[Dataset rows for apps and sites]
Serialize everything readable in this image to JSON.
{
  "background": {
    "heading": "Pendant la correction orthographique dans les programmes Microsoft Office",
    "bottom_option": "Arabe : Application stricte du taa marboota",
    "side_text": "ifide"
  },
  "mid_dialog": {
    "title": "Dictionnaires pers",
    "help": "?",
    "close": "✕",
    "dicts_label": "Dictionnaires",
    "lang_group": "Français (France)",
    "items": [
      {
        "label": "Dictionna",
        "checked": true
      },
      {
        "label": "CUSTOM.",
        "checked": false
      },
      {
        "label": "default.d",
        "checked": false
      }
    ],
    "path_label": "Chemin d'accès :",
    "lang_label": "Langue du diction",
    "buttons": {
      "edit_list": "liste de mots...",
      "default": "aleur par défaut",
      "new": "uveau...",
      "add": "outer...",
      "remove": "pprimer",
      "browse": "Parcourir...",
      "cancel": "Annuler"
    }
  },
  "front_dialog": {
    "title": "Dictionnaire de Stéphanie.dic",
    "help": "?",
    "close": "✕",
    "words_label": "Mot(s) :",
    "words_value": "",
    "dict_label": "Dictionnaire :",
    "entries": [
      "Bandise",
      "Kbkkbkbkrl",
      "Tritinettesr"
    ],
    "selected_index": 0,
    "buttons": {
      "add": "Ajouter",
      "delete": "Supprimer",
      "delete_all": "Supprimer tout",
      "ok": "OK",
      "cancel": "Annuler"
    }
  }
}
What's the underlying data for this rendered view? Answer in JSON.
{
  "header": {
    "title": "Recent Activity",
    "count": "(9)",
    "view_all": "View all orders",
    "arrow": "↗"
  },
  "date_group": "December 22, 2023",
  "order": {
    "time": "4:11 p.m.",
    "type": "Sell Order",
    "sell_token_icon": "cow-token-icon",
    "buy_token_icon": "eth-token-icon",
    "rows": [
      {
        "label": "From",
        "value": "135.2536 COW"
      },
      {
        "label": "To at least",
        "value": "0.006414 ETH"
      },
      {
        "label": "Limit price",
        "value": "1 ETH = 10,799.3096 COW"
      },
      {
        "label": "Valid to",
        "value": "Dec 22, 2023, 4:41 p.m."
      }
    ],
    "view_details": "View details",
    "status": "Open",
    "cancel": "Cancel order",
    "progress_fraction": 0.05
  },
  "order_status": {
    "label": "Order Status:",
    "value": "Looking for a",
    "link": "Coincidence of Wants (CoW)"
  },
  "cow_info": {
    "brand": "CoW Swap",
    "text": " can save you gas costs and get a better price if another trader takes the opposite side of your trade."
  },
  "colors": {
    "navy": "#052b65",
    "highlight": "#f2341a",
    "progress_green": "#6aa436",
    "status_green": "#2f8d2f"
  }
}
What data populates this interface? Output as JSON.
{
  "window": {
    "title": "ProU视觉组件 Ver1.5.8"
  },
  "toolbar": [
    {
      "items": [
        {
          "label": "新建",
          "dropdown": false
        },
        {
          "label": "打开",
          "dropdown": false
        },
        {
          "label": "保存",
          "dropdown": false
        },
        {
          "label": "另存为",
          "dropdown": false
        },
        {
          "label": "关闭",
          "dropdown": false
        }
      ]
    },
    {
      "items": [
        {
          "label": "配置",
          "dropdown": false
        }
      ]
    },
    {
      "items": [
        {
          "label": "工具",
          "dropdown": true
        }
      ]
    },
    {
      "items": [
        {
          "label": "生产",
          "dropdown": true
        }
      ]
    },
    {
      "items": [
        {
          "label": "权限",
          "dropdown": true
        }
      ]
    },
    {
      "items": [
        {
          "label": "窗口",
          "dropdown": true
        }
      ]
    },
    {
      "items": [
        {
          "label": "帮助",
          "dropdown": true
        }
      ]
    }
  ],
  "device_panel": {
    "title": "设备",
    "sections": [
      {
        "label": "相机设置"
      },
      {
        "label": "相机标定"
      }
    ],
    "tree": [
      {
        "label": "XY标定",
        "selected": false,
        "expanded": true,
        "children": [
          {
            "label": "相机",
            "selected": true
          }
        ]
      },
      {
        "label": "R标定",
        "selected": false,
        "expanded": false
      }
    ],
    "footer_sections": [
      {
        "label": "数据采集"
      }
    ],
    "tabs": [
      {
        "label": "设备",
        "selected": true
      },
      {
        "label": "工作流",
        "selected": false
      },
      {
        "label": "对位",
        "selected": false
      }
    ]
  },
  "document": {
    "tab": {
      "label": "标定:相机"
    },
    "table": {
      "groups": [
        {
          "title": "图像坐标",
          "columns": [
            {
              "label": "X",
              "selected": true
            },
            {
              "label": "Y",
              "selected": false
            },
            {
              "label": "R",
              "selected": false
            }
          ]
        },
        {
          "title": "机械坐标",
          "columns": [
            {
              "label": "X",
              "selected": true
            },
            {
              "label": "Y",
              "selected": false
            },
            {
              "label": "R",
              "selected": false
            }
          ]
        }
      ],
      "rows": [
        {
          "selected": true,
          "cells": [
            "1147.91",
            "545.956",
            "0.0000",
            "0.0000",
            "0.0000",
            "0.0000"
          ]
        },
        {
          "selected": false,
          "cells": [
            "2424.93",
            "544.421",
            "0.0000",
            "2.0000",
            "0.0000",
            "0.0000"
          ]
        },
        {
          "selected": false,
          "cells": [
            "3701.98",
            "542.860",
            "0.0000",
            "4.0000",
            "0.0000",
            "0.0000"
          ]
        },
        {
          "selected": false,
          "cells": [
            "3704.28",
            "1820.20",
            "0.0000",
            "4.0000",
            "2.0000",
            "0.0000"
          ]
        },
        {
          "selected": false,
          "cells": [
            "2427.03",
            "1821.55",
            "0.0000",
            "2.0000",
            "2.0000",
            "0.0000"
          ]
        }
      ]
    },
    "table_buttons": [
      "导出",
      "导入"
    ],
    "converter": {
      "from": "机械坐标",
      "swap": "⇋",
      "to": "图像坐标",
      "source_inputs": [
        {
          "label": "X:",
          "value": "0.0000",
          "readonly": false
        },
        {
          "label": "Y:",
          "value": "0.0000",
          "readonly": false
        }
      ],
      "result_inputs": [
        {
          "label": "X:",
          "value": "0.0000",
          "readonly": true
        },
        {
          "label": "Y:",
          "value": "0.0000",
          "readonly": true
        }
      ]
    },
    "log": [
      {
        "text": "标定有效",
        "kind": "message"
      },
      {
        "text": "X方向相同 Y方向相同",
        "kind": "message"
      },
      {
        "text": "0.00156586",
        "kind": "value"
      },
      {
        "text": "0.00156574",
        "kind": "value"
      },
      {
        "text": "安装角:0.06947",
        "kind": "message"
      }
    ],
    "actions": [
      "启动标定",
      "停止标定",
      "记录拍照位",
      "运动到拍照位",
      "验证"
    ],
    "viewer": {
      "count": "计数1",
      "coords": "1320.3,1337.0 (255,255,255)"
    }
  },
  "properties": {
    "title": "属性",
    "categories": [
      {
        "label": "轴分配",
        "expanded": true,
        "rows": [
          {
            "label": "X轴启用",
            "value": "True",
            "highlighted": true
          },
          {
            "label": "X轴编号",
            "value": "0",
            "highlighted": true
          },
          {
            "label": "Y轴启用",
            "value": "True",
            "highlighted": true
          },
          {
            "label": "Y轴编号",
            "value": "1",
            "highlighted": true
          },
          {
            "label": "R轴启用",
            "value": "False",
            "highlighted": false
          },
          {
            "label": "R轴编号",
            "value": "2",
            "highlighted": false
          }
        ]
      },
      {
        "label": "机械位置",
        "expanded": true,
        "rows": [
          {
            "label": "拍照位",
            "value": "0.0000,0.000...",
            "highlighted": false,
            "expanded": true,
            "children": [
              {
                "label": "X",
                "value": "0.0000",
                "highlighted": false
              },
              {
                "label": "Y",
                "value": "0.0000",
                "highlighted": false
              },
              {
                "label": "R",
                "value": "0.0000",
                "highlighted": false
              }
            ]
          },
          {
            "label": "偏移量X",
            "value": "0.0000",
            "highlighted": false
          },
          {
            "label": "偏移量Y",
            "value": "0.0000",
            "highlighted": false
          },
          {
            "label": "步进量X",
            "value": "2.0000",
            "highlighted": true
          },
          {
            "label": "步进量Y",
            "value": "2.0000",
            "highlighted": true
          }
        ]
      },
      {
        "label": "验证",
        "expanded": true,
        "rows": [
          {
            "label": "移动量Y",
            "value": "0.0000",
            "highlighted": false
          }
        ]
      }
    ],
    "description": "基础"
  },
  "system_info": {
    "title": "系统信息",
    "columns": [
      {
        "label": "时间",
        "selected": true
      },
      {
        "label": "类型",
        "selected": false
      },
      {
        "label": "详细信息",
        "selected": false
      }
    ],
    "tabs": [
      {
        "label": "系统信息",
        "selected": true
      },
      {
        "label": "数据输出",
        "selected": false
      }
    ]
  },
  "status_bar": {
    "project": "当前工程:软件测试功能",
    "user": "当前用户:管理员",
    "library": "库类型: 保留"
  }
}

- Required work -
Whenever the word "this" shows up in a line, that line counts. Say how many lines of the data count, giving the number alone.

- Problem solution -
3